I'm continually struck by how effectively the populist cinema of the 80s brought dreams - and nightmares - to life. I'm talking Ghostbusters, Blade Runner, Aliens, A Nightmare On Elm Street, The Thing, Gremlins... highly successful films with a sense of otherness today's million dollar event movies for the most part completely fail to capture. And they're the bigger budget efforts - the independent genre film thrived in the 80s, making up for a lack of resources with imagination and visual flair. 1980's Without Warning may have been made for about $200, but its bloodsucking flying discs and cranially-enhanced alien hiding out in a cabin have haunted my imagination for years.

Monday, 5 April 2010

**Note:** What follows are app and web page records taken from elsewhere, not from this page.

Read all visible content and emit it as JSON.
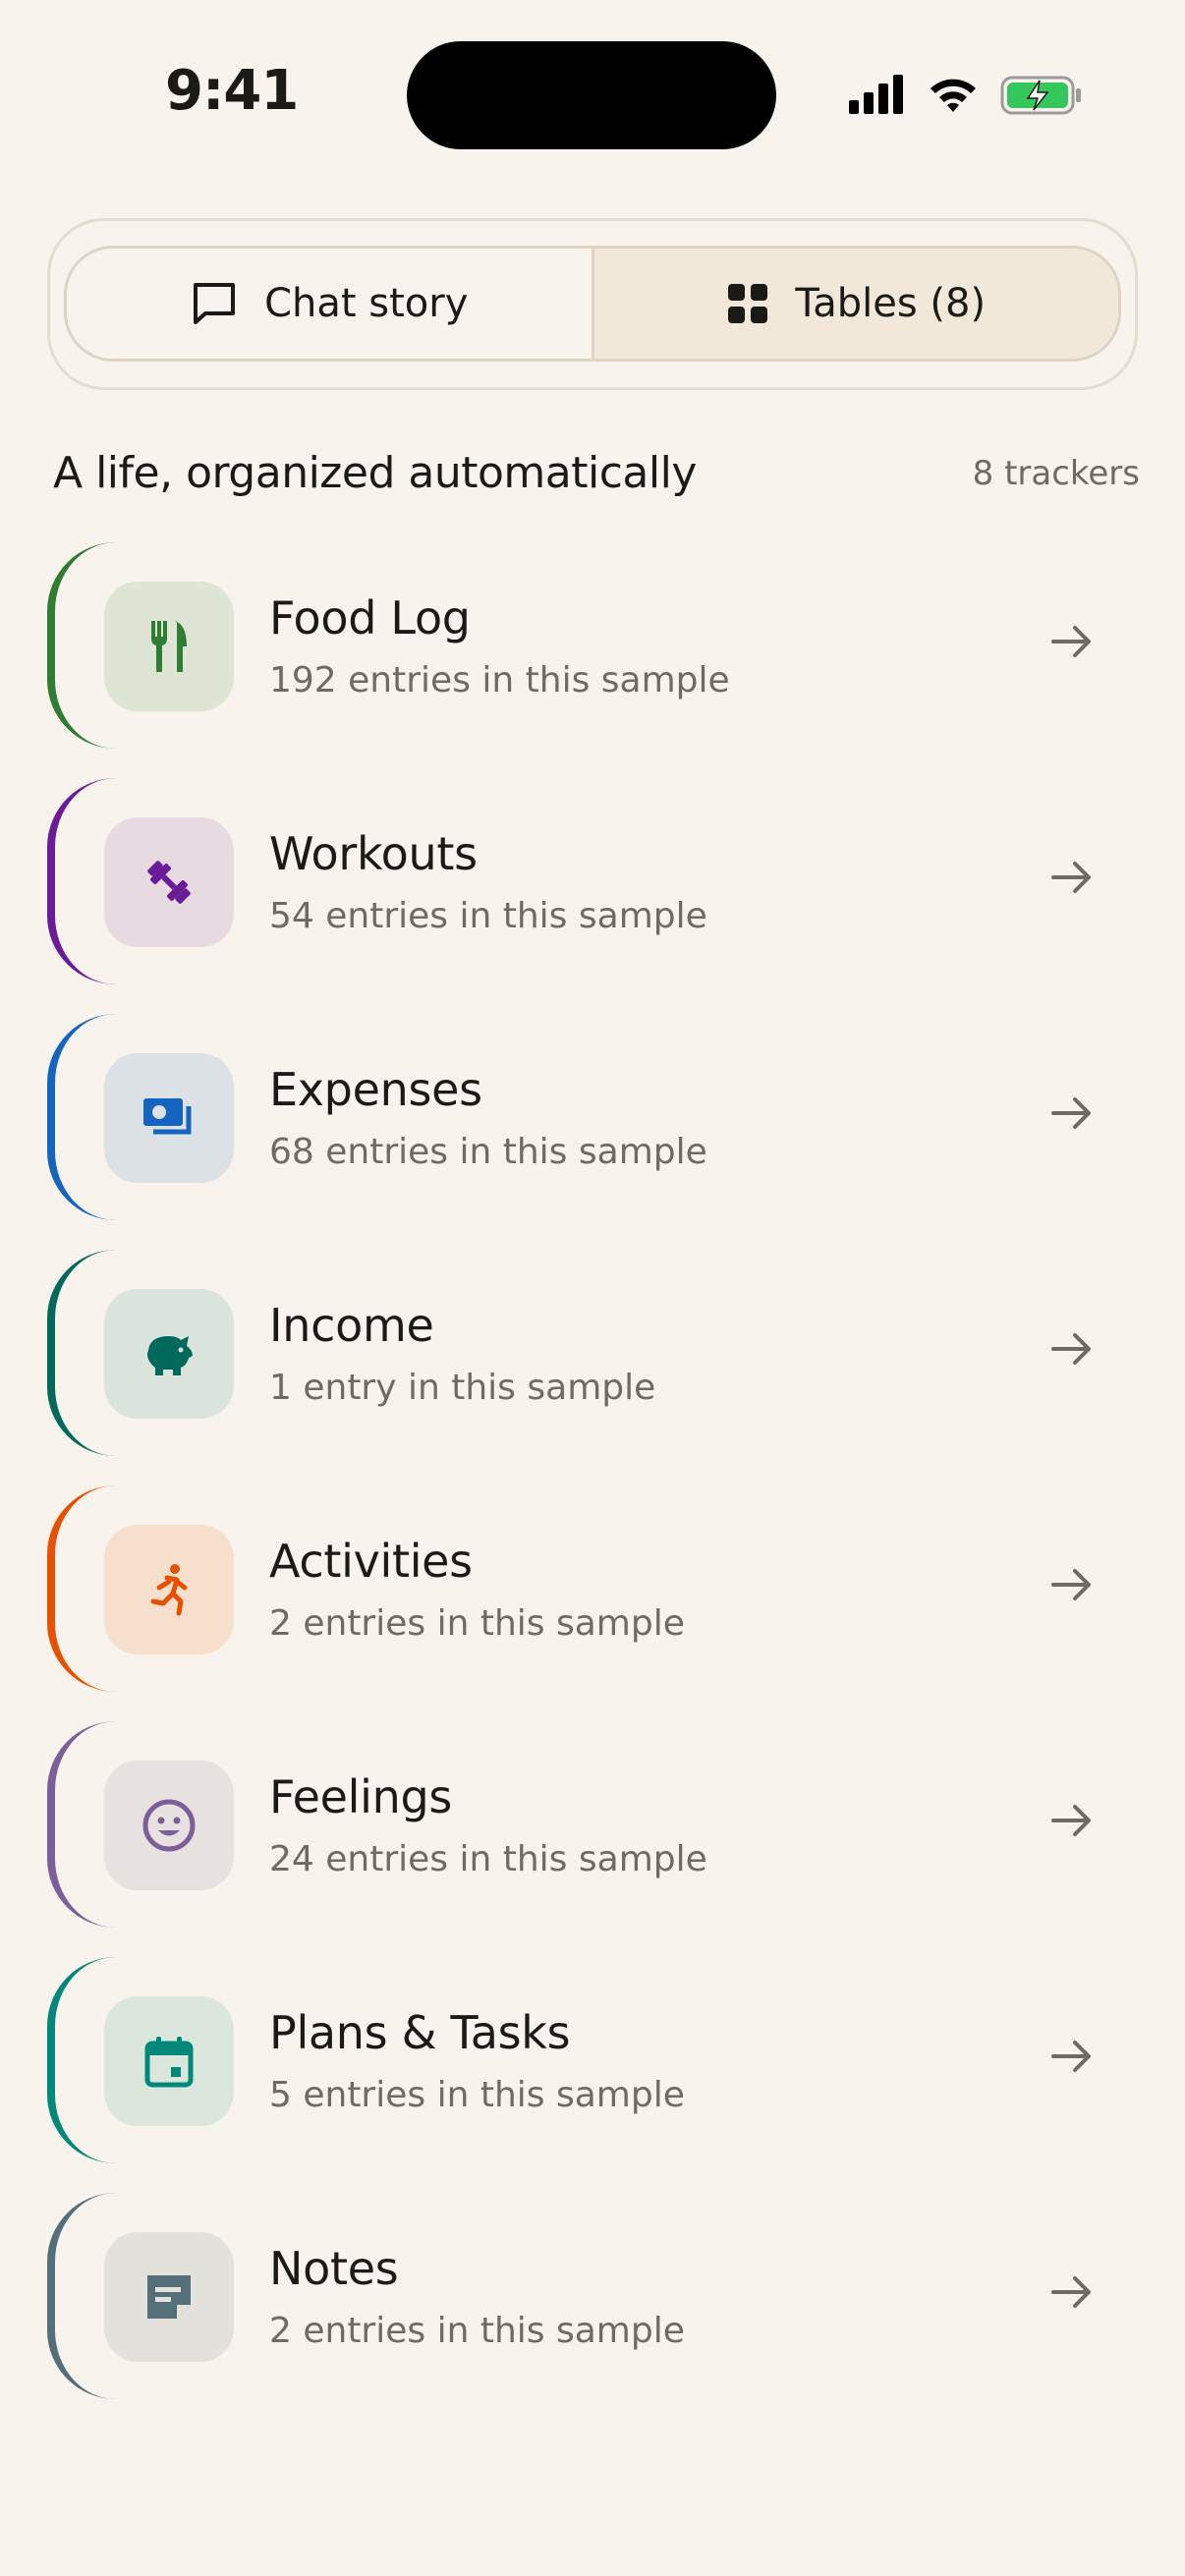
{
  "status_bar": {
    "time": "9:41"
  },
  "tabs": {
    "chat_label": "Chat story",
    "tables_label": "Tables (8)",
    "selected": "tables"
  },
  "section": {
    "title": "A life, organized automatically",
    "count": "8 trackers"
  },
  "trackers": [
    {
      "name": "Food Log",
      "subtitle": "192 entries in this sample",
      "icon": "fork-knife-icon",
      "accent": "#2e7d32",
      "tint": "#dfe5d5"
    },
    {
      "name": "Workouts",
      "subtitle": "54 entries in this sample",
      "icon": "dumbbell-icon",
      "accent": "#6a1b9a",
      "tint": "#e7dae0"
    },
    {
      "name": "Expenses",
      "subtitle": "68 entries in this sample",
      "icon": "cash-icon",
      "accent": "#1565c0",
      "tint": "#dce1e6"
    },
    {
      "name": "Income",
      "subtitle": "1 entry in this sample",
      "icon": "piggy-bank-icon",
      "accent": "#00695c",
      "tint": "#dae3dc"
    },
    {
      "name": "Activities",
      "subtitle": "2 entries in this sample",
      "icon": "running-person-icon",
      "accent": "#e65100",
      "tint": "#f6dfcd"
    },
    {
      "name": "Feelings",
      "subtitle": "24 entries in this sample",
      "icon": "smiley-icon",
      "accent": "#7b5e9a",
      "tint": "#e7e1df"
    },
    {
      "name": "Plans & Tasks",
      "subtitle": "5 entries in this sample",
      "icon": "calendar-icon",
      "accent": "#00897b",
      "tint": "#dbe6dd"
    },
    {
      "name": "Notes",
      "subtitle": "2 entries in this sample",
      "icon": "note-icon",
      "accent": "#546e7a",
      "tint": "#e2e1dc"
    }
  ]
}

The Outer Church extends a warm welcome to Matt Smith and Karen Gillan, who acquitted themselves very well indeed in last night's opening episode of Doctor Who's 2010 season. David Tennant was always going to be a hard act to follow, but Smith pulled a blinder with his twitchy charisma and unusual, expressive looks. Meanwhile Gillan looks like she may prove the most interesting companion of the revived series, a psychologically damaged survivor of a troubled upbringing whose relationship with the Doctor goes back to her pre-teens... regardless of chief writer and executive producer Steven Moffat's protestations to the contrary, we're already in darker territory than that of preceding seasons. Anyone else feel distinctly uncomfortable with the idea that Prisoner Zero had been lurking on the periphary of Amy's vision for over a decade, looking on as she grew up? Shudder.

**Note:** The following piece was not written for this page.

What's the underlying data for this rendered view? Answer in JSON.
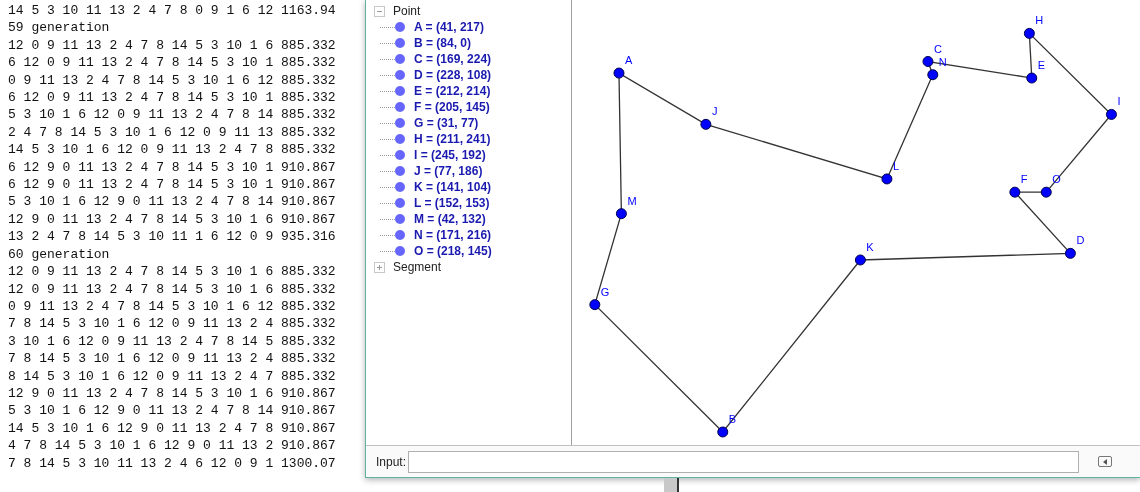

The locations of Amy's house and village were used to great effect. Blink indicated that Moffat may harbour a bit of an obsession with the (supposedly) inanimate - perhaps inspired by youthful exposure to the Autons - and here both a crack in a wall and a doorway became harbingers of doom. The use of the leafy village was reminiscent of 70s Who serials such as The Daemons, Terror Of The Autons, The Green Death, The Ambassadors Of Death and The Android Invasion, the subtly remarkable interval on the green boasting a sickly, dreary, dreamlike quality unlike anything we've seen in the series since its return, or at least since Blink. The Vogon-like announcements of imminent annihilation emanating from the ice cream van loudspeaker raised a grim smile too. Douglas Adams would have approved.

Sunday, 4 April 2010


Fascinating interview with filmmaker Peter Weir on the subject of his overlooked 1977 picture The Last Wave. The film stars Richard Chamberlain as a lawyer called upon to represent a group of indigenous Australian men accused of murder. As he delves deeper into the case, Chamberlain's character finds himself beset by disturbing apocalyptic visions which cast doubt on the meaning of his existence. The film also stars the charismatic David Gulpilil of Walkabout fame, and comes highly recommended to fans of Weir's earlier film, the eerily beautiful Picnic At Hanging Rock.

Like Nicolas Roeg, Peter Weir is a prominent figure in the pantheon of The Outer Church. Two other films of his that have provided considerable inspiration are 1993's Fearless and 1998's The Truman Show.


E's gorn an' dunnit again! Twice, actually. Pick up the second and third Cafe Kaput podcasts from Jon Brooks's lovely blog here and here. Another three to come, says Mr Brooks! Well, really...!


Fans of the distinctly hauntologically inclined actor, comedian and writer Peter Serafinowicz may be interested to know that you can download the music he recorded or the first series of Look Around You (under the name Gelg) here.

Meanwhile, the pilot podcast for his and Robert Popper's supernaturally spectacular Radio Spiritworld can be found here.

In addition, those of you who feel their life is lacking spiritual nourishment may be interested in Tarvuism. I know I am!